EXERCISE REQUIREMENTS:
Whenever the word "Settings" appears in a line of the data below, copy that line.

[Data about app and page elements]
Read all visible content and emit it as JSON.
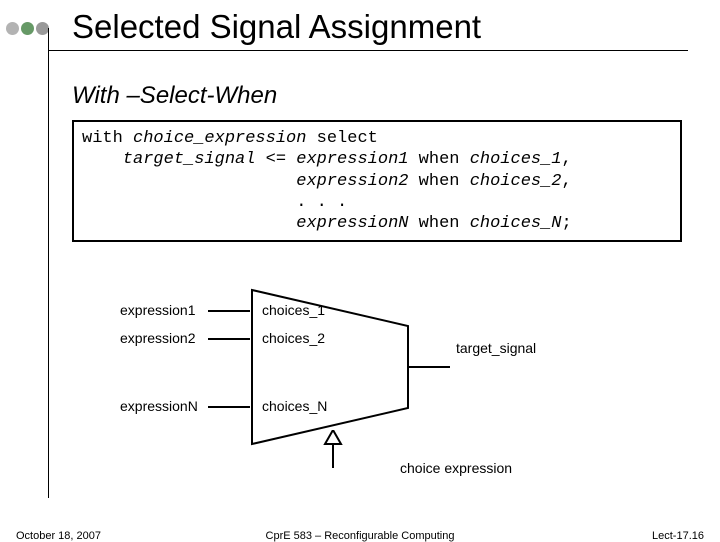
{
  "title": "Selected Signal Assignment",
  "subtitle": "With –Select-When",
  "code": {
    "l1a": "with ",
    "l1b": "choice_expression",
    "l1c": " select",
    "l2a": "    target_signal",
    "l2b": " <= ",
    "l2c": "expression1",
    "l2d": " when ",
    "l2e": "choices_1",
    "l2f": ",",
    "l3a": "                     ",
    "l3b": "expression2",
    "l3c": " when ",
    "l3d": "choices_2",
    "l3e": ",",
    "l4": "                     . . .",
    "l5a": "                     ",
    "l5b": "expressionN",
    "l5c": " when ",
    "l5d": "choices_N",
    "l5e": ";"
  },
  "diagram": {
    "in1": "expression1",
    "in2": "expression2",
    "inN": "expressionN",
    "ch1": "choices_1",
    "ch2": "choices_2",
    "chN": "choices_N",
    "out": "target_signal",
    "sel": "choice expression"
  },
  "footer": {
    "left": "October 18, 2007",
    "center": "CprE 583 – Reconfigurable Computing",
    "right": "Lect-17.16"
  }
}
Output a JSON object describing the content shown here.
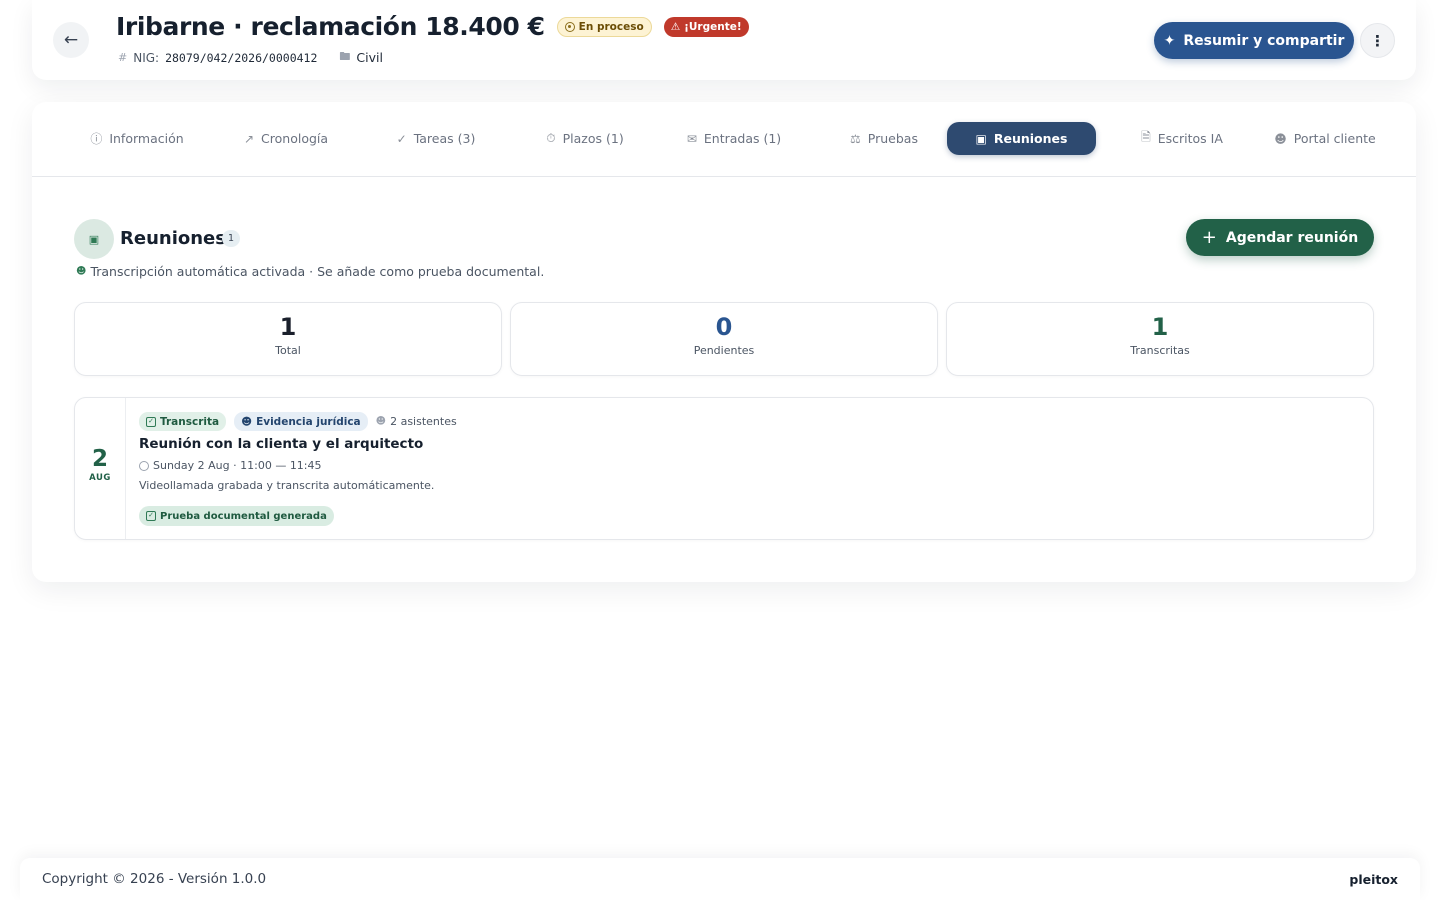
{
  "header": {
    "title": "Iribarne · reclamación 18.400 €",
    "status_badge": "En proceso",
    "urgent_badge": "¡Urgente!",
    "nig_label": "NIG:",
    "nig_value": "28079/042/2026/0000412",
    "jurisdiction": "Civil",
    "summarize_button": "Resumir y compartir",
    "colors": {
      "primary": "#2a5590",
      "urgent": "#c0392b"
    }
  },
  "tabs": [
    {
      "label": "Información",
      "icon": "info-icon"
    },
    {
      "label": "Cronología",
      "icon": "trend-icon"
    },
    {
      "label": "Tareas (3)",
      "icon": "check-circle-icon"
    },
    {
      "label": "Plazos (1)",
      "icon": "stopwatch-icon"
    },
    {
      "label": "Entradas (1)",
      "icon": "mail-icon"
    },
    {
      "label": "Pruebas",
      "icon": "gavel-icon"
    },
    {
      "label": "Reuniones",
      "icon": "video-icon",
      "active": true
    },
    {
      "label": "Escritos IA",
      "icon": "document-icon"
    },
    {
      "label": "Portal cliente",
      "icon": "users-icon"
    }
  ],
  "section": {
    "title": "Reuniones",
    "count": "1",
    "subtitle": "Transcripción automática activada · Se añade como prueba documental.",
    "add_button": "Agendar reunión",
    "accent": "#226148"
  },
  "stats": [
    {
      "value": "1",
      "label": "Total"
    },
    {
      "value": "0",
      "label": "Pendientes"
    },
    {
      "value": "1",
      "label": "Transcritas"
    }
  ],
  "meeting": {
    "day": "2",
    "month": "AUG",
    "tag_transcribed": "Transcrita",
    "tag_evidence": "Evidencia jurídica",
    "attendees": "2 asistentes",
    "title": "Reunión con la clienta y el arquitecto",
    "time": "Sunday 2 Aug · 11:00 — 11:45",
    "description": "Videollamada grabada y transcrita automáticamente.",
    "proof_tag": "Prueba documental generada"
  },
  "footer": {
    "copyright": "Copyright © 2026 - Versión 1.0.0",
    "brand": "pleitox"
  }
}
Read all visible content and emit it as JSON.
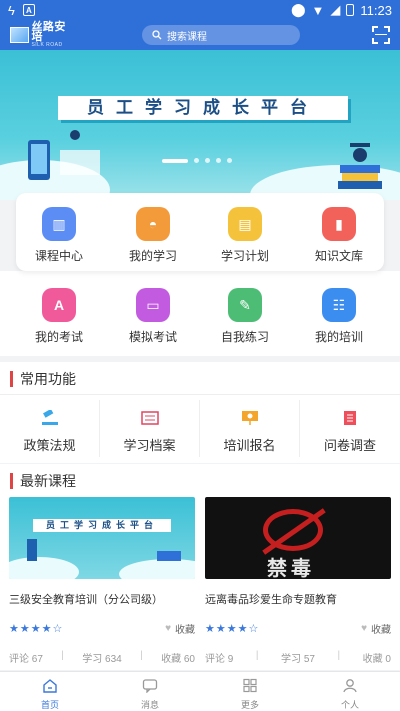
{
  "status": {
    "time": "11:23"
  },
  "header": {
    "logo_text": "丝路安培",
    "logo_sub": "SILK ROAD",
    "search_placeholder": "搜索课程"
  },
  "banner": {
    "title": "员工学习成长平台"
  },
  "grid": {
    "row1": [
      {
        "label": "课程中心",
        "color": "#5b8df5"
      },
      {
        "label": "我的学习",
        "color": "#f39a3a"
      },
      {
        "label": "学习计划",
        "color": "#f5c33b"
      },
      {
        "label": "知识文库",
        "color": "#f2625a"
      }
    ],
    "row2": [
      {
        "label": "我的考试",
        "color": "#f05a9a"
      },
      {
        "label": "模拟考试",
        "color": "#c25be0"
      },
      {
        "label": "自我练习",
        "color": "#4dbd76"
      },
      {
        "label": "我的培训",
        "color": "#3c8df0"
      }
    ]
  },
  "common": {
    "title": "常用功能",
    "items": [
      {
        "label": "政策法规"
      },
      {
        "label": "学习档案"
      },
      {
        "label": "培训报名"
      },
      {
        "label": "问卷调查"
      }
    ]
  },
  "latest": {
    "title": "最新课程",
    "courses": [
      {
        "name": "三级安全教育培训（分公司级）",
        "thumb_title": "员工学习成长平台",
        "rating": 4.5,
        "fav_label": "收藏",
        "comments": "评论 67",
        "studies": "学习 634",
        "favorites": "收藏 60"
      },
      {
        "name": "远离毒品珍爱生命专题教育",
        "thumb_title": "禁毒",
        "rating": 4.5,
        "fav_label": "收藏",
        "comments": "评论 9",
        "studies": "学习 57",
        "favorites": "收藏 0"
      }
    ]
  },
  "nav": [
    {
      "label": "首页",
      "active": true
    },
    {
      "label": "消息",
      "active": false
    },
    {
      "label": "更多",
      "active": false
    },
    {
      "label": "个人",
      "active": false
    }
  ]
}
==
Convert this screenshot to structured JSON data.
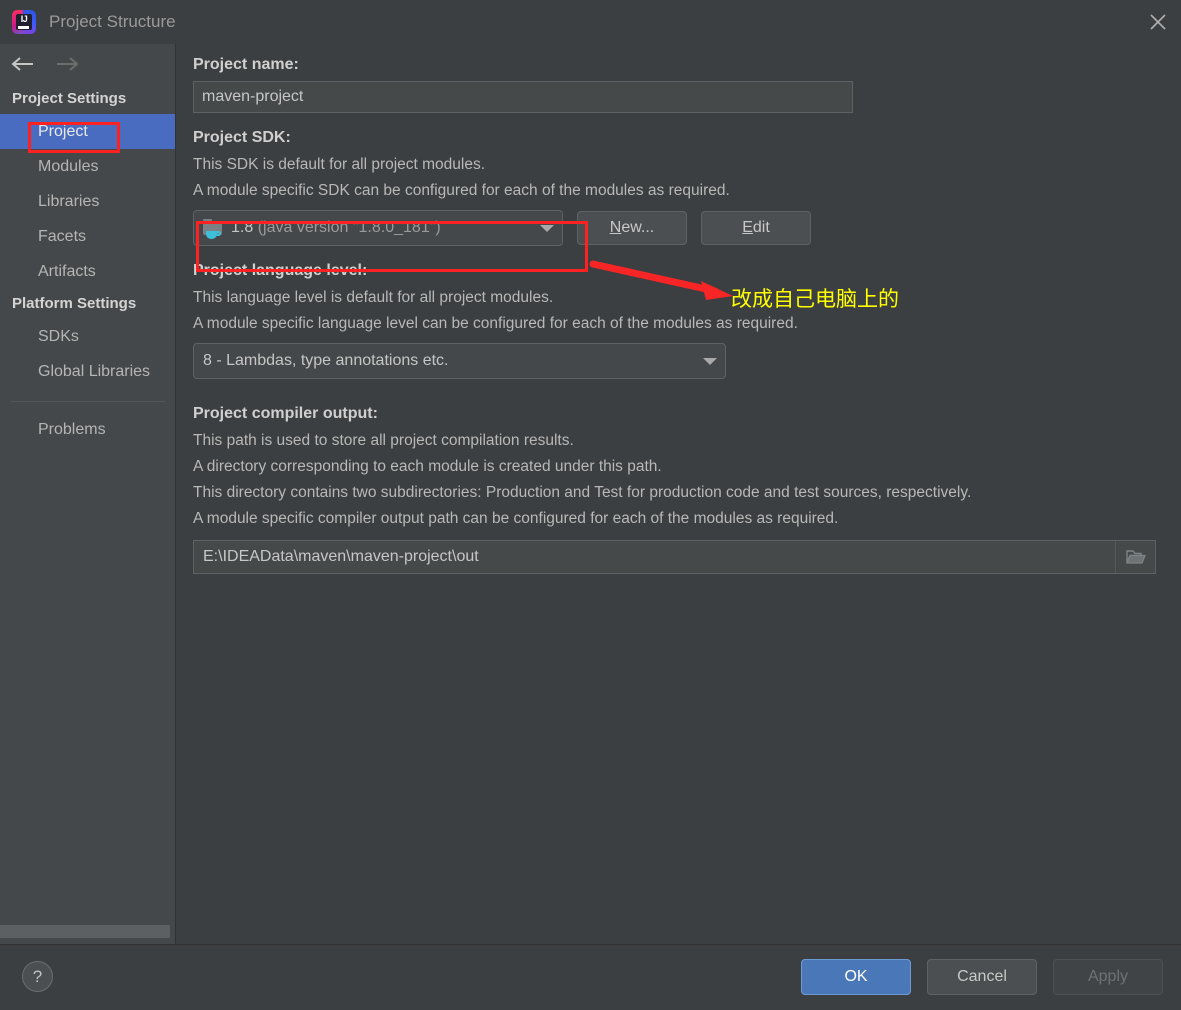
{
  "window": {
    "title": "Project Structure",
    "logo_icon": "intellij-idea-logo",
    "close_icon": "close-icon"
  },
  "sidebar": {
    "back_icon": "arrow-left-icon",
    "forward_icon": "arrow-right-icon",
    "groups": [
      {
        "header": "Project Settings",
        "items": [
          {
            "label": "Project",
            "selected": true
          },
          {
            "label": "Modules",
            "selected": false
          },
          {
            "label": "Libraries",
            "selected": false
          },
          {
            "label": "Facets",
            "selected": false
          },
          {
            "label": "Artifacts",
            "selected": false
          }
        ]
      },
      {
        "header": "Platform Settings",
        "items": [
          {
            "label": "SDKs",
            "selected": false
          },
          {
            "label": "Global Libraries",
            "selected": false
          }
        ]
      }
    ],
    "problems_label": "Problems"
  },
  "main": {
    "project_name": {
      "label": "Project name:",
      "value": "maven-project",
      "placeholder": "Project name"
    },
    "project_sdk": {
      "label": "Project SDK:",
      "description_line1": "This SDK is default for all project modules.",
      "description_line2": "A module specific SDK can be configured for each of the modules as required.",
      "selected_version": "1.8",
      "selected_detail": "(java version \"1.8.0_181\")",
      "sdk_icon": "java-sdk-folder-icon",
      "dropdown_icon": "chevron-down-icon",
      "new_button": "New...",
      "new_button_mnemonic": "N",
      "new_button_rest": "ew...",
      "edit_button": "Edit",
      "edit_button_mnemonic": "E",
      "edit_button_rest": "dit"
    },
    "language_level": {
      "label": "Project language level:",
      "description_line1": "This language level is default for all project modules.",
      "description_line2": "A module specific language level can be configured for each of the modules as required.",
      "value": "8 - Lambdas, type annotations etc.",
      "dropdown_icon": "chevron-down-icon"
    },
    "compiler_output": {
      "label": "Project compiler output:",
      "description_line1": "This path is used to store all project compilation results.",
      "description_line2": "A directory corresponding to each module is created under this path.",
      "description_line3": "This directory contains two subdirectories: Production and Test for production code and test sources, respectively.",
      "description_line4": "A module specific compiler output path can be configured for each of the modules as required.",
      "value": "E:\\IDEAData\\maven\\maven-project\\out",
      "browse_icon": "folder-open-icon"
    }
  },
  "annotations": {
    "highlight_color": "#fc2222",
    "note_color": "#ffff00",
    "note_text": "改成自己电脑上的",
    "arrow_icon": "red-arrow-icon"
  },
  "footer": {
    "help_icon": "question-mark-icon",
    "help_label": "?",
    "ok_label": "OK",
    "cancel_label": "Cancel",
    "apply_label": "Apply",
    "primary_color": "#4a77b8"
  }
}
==
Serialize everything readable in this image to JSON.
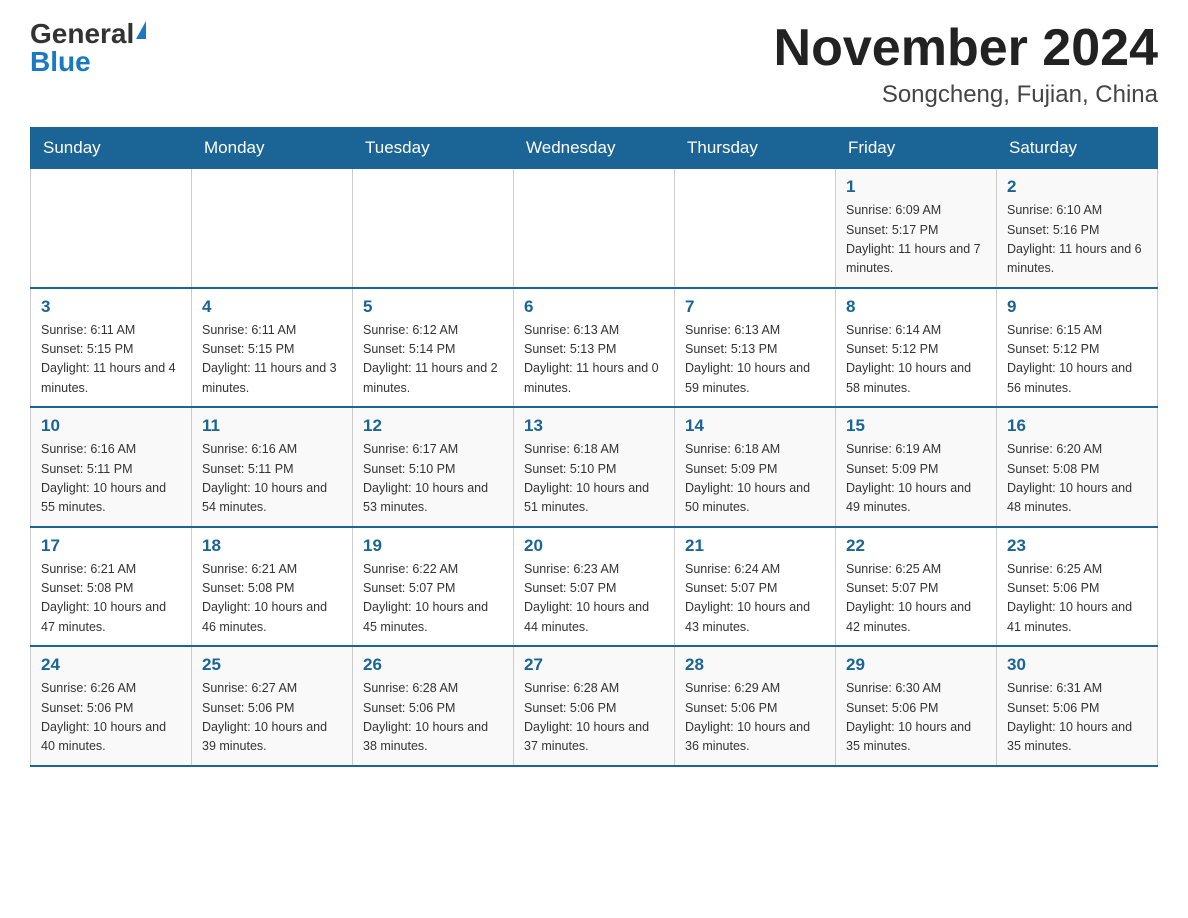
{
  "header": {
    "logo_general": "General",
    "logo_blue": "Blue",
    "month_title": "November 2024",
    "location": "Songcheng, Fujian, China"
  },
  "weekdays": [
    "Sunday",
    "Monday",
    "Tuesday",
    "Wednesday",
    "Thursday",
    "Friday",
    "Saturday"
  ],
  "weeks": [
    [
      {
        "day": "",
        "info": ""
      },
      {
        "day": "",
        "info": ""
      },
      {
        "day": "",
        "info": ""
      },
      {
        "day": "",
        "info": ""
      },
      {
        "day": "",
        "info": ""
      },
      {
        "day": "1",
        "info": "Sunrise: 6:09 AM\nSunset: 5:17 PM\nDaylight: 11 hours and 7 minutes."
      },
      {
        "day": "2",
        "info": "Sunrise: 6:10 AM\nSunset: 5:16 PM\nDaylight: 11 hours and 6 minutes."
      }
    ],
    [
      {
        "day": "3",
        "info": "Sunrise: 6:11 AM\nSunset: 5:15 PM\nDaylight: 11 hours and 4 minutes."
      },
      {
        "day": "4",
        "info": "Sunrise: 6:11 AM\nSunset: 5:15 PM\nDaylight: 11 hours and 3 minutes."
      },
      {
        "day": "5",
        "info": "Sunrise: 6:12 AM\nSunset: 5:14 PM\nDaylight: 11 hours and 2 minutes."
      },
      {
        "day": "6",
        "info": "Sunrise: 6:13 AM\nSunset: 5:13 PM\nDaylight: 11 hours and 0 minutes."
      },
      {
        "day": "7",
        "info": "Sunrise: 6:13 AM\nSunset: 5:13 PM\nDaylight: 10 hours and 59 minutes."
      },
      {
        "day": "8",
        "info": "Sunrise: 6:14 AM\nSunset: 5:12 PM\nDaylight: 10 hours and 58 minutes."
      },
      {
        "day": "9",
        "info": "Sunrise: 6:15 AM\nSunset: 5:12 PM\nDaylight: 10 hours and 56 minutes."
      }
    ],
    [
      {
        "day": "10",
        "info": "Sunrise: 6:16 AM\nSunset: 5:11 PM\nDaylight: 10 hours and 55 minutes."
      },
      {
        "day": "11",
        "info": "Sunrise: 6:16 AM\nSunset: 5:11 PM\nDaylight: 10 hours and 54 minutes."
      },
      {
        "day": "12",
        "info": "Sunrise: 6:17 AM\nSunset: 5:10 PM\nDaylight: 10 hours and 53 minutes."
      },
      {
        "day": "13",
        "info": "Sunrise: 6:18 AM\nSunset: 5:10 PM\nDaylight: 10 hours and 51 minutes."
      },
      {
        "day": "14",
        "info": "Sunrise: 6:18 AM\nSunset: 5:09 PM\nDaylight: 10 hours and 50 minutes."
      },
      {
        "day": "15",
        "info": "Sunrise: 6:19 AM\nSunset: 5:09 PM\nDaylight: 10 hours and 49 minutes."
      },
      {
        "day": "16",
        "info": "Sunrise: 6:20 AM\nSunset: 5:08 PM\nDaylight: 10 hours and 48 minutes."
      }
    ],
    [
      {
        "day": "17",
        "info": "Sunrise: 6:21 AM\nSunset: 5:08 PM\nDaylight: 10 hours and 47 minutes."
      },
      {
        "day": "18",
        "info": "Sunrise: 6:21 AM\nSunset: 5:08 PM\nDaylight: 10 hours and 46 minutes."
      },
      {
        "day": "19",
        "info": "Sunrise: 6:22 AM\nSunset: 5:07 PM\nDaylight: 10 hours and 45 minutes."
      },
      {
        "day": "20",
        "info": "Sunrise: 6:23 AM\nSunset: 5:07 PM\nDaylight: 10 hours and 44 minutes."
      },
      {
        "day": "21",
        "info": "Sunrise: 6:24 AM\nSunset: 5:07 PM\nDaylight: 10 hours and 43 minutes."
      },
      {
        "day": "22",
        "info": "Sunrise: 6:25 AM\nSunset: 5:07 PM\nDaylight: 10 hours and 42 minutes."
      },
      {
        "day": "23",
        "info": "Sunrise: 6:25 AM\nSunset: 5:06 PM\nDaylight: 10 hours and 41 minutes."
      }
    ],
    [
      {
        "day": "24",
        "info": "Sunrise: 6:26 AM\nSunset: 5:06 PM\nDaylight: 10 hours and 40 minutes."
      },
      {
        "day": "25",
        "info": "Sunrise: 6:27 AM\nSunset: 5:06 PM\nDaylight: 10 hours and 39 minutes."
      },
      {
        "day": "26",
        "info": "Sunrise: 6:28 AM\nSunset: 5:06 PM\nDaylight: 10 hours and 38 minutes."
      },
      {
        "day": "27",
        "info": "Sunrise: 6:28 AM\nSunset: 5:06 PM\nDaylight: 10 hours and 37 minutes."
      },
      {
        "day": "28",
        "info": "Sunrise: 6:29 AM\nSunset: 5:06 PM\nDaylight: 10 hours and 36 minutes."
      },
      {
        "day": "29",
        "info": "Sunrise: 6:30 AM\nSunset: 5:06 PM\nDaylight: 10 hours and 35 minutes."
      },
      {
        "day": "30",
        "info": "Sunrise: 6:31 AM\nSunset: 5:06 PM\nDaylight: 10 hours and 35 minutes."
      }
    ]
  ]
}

RESULT FOR THIS EXERCISE:
        "header": "Project Settings",
        "header": "Platform Settings",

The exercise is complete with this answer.